Pull every line holding the string "expectation" from the records below.

== Record set ==

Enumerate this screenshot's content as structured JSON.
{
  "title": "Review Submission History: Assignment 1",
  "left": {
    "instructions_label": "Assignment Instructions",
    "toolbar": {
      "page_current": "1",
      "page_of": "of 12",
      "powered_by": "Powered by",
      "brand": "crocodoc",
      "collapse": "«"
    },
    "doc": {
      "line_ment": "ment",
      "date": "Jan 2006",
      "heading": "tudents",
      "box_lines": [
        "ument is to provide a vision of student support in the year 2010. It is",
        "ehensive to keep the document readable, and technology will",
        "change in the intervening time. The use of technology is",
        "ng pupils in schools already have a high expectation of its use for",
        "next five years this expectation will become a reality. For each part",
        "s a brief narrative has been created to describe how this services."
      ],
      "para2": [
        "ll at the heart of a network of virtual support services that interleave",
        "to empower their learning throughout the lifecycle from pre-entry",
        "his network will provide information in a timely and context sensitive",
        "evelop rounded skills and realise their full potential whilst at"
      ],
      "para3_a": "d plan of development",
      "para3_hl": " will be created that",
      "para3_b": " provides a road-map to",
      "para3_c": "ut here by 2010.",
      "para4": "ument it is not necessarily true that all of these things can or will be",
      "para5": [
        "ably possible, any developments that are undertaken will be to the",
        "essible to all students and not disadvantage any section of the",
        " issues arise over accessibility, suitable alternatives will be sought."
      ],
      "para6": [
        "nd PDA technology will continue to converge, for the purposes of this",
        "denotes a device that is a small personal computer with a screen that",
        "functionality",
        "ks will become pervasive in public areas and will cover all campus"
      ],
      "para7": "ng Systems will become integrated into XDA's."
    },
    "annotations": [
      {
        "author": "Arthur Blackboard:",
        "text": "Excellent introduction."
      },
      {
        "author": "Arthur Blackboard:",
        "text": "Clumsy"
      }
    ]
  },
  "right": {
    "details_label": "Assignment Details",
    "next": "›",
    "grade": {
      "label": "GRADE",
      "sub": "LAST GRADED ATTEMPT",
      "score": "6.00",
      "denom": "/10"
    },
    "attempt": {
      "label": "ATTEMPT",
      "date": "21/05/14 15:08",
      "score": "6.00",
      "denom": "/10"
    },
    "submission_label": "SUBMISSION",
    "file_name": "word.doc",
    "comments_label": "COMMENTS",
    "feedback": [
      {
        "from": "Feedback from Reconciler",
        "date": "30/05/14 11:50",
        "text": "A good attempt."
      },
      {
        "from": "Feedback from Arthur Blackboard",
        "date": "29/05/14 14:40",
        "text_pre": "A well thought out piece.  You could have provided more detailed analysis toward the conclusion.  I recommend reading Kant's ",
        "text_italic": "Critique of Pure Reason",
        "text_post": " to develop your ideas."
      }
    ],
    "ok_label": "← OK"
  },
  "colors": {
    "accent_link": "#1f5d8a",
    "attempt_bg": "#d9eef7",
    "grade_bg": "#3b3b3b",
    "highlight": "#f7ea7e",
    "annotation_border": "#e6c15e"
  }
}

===

**Output for this exercise:**
        "ng pupils in schools already have a high expectation of its use for",
        "next five years this expectation will become a reality. For each part",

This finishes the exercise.